U.S. Rep. Frank Wolf, R-VA, asked the Virginia General Assembly and Gov. Tim Kaine to conduct hearings to examine the business practices of the private foreign company that operates the Dulles Greenway.
Wolf is questioning a recently approved toll increase on the 14-mile privately operated toll road near Washington, DC.
In a letter to the governor dated Wednesday, Dec. 12, Wolf stated that data provided to the State Corporation Commission by Toll Road Investors Partners II, a subsidiary of Macquarie Infrastructure Group of Australia, were “skewed” and should therefore be investigated.
Wolf has requested that the Assembly:
- Conduct hearings to examine the business practices of TRIP II and Macquarie;
- Roll back the toll increase until the examination is complete; and
- Address what he believes are flaws in the original legislation that governs the Dulles Greenway.
Wolf said consumers are not protected in the legislation from sharp toll increases. He also said that toll increases – especially for multiple-axle vehicles – will force heavy traffic onto roads that aren’t designed for trucks.
“I am told that the increase in tolls for multi-axle vehicles that went into place on July 1 is already having a negative impact on surrounding roads as more trucks appear to be using secondary roads and/or cutting through neighborhoods to avoid the Greenway,” Wolf wrote in his letter to Kaine.
“This raises obvious safety concerns for individuals who live in the area as well as the issue of added wear and tear to state roads. It is interesting to note that the owners of the Greenway readily admit in their application seeking approval for the toll hike that high truck traffic requires additional maintenance needs.”
Greenway tolls are scheduled to increase from $3 to reach $4 by 2012 for passenger vehicles, with congestion pricing being added to the price during rush hours. A five-axle truck traveling the entire length of the Greenway is currently tolled $10.25. The increase will increase the fee to $14 by 2012.
Wolf has been speaking out against the toll increase for several months.
In October, Wolf asked the state attorney general to investigate the business operations of TRIP II and Macquarie. His recent letter to Kaine continues to seek answers.
He’s not the only one questioning Macquarie’s business model of infrastructure investment.

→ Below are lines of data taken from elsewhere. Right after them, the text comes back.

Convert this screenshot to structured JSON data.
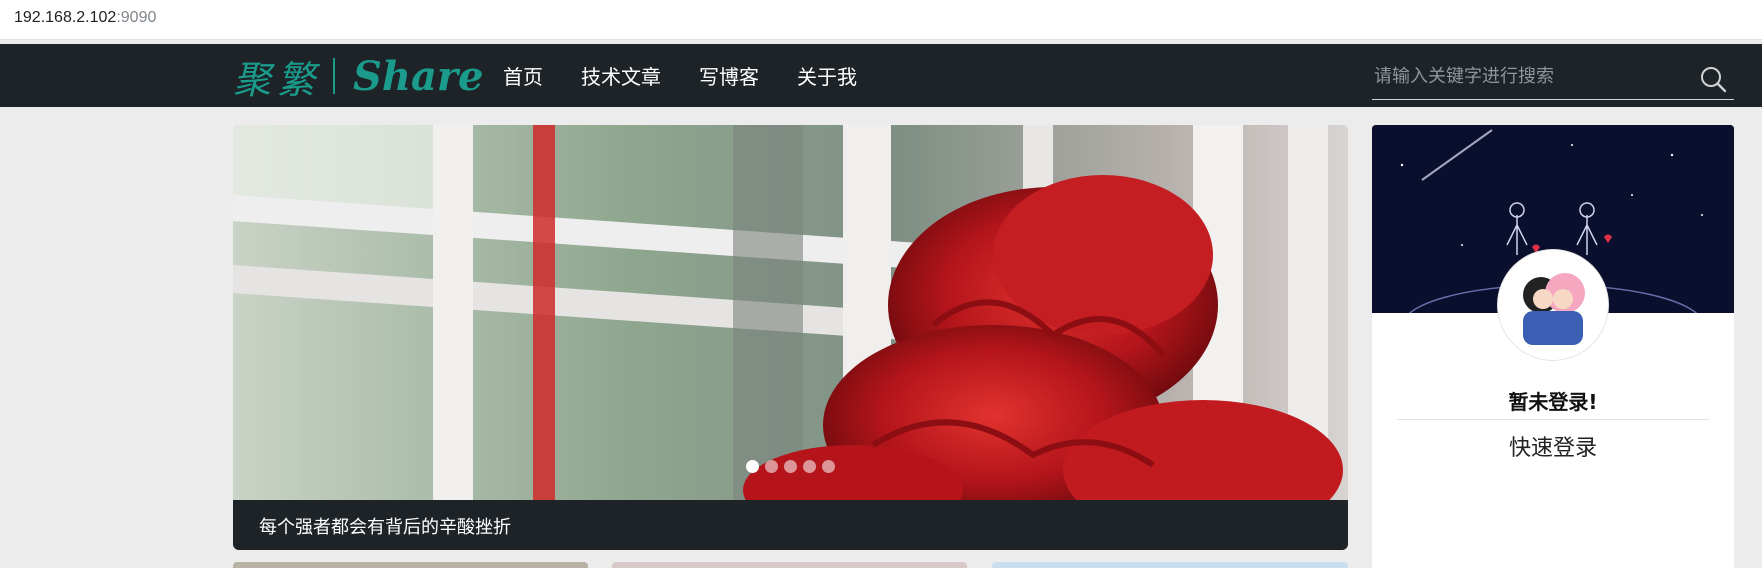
{
  "browser": {
    "url_host": "192.168.2.102",
    "url_port": ":9090"
  },
  "header": {
    "logo_cn": "聚繁",
    "logo_en": "Share",
    "nav": [
      "首页",
      "技术文章",
      "写博客",
      "关于我"
    ],
    "search_placeholder": "请输入关键字进行搜索"
  },
  "carousel": {
    "caption": "每个强者都会有背后的辛酸挫折",
    "slide_count": 5,
    "active_index": 0
  },
  "sidebar": {
    "status": "暂未登录!",
    "login_link": "快速登录"
  },
  "colors": {
    "accent": "#1a9b8c",
    "navbar": "#1d2327",
    "background": "#ececec"
  }
}
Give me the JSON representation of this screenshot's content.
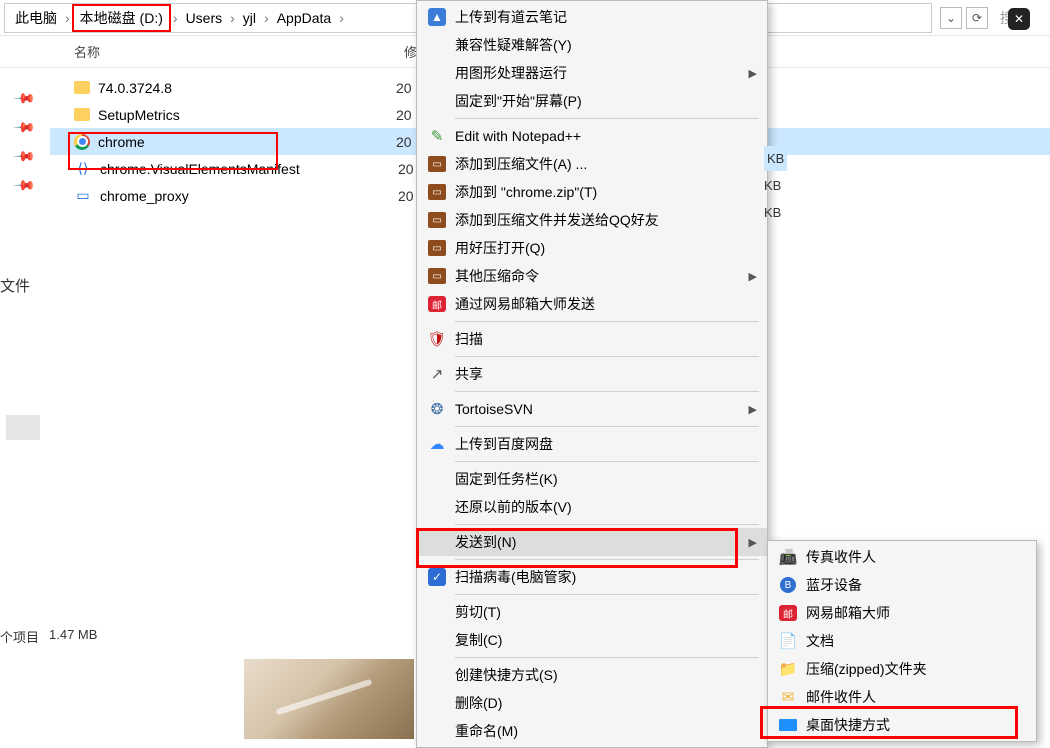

In May, hedge fund guru Jim Chanos, a managing partner with Kynikos Associates, said that the method of “short selling” infrastructure by Macquarie Bank through Macquarie Infrastructure Group and its other subsidiaries cannot sustain over time.
Chanos compared Macquarie Bank’s business model to “an old fashioned Ponzi scheme.”
Fortune editor Bethany McLean and CNN “Mad Money” host Jim Cramer have reported Chanos’ predictions to the mainstream.
Macquarie Infrastructure Group officials defend their business practices.
Wolf referenced those reports in his letters to Kaine and Virginia Attorney General Bob McDonnell.
– By David Tanner, staff writer